#### WORK TO COMPLETE:
Each record should be retyped word for word.

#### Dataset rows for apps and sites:
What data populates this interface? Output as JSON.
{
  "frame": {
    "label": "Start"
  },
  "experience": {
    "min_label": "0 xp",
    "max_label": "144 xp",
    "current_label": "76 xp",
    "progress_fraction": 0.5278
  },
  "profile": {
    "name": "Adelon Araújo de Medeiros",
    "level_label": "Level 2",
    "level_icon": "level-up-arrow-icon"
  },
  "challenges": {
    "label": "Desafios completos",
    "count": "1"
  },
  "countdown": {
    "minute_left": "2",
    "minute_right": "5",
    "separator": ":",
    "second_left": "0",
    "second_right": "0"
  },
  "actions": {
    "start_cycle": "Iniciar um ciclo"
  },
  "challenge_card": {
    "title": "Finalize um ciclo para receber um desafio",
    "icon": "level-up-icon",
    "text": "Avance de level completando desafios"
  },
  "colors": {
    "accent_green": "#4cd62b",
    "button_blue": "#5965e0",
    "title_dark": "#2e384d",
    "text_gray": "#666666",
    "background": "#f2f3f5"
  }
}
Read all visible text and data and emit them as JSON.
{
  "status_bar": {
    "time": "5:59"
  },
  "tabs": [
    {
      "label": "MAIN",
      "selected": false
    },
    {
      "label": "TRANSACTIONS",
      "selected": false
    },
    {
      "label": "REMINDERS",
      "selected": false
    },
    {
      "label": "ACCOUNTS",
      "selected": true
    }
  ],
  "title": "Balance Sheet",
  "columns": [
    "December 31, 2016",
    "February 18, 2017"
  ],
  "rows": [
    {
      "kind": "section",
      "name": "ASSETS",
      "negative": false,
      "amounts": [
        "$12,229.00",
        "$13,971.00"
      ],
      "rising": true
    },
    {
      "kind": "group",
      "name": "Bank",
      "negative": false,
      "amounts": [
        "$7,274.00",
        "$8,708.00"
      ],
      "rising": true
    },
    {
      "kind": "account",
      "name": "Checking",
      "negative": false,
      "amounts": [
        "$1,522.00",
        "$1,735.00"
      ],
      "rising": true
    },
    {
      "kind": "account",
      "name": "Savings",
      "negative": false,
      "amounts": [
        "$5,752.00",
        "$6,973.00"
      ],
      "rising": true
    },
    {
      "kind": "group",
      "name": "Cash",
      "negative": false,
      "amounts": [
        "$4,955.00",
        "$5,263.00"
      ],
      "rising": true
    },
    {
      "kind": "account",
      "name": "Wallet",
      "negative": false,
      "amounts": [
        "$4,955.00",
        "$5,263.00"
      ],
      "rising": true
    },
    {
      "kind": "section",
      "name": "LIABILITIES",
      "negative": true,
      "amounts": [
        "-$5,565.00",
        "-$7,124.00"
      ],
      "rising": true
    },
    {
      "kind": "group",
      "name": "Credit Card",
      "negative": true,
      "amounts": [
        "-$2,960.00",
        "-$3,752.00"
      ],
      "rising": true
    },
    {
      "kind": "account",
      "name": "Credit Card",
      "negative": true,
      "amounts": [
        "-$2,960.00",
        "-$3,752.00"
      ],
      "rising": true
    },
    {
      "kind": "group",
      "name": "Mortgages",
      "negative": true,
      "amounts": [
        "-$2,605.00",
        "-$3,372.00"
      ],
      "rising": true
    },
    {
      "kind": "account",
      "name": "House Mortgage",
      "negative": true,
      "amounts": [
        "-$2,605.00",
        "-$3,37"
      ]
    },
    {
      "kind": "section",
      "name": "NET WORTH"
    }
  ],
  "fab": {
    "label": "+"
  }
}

#### SOLUTION:
What data populates this interface? Output as JSON.
{
  "frame": {
    "label": "Start"
  },
  "experience": {
    "min_label": "0 xp",
    "max_label": "144 xp",
    "current_label": "76 xp",
    "progress_fraction": 0.5278
  },
  "profile": {
    "name": "Adelon Araújo de Medeiros",
    "level_label": "Level 2",
    "level_icon": "level-up-arrow-icon"
  },
  "challenges": {
    "label": "Desafios completos",
    "count": "1"
  },
  "countdown": {
    "minute_left": "2",
    "minute_right": "5",
    "separator": ":",
    "second_left": "0",
    "second_right": "0"
  },
  "actions": {
    "start_cycle": "Iniciar um ciclo"
  },
  "challenge_card": {
    "title": "Finalize um ciclo para receber um desafio",
    "icon": "level-up-icon",
    "text": "Avance de level completando desafios"
  },
  "colors": {
    "accent_green": "#4cd62b",
    "button_blue": "#5965e0",
    "title_dark": "#2e384d",
    "text_gray": "#666666",
    "background": "#f2f3f5"
  }
}
Read all visible text and data and emit them as JSON.
{
  "status_bar": {
    "time": "5:59"
  },
  "tabs": [
    {
      "label": "MAIN",
      "selected": false
    },
    {
      "label": "TRANSACTIONS",
      "selected": false
    },
    {
      "label": "REMINDERS",
      "selected": false
    },
    {
      "label": "ACCOUNTS",
      "selected": true
    }
  ],
  "title": "Balance Sheet",
  "columns": [
    "December 31, 2016",
    "February 18, 2017"
  ],
  "rows": [
    {
      "kind": "section",
      "name": "ASSETS",
      "negative": false,
      "amounts": [
        "$12,229.00",
        "$13,971.00"
      ],
      "rising": true
    },
    {
      "kind": "group",
      "name": "Bank",
      "negative": false,
      "amounts": [
        "$7,274.00",
        "$8,708.00"
      ],
      "rising": true
    },
    {
      "kind": "account",
      "name": "Checking",
      "negative": false,
      "amounts": [
        "$1,522.00",
        "$1,735.00"
      ],
      "rising": true
    },
    {
      "kind": "account",
      "name": "Savings",
      "negative": false,
      "amounts": [
        "$5,752.00",
        "$6,973.00"
      ],
      "rising": true
    },
    {
      "kind": "group",
      "name": "Cash",
      "negative": false,
      "amounts": [
        "$4,955.00",
        "$5,263.00"
      ],
      "rising": true
    },
    {
      "kind": "account",
      "name": "Wallet",
      "negative": false,
      "amounts": [
        "$4,955.00",
        "$5,263.00"
      ],
      "rising": true
    },
    {
      "kind": "section",
      "name": "LIABILITIES",
      "negative": true,
      "amounts": [
        "-$5,565.00",
        "-$7,124.00"
      ],
      "rising": true
    },
    {
      "kind": "group",
      "name": "Credit Card",
      "negative": true,
      "amounts": [
        "-$2,960.00",
        "-$3,752.00"
      ],
      "rising": true
    },
    {
      "kind": "account",
      "name": "Credit Card",
      "negative": true,
      "amounts": [
        "-$2,960.00",
        "-$3,752.00"
      ],
      "rising": true
    },
    {
      "kind": "group",
      "name": "Mortgages",
      "negative": true,
      "amounts": [
        "-$2,605.00",
        "-$3,372.00"
      ],
      "rising": true
    },
    {
      "kind": "account",
      "name": "House Mortgage",
      "negative": true,
      "amounts": [
        "-$2,605.00",
        "-$3,37"
      ]
    },
    {
      "kind": "section",
      "name": "NET WORTH"
    }
  ],
  "fab": {
    "label": "+"
  }
}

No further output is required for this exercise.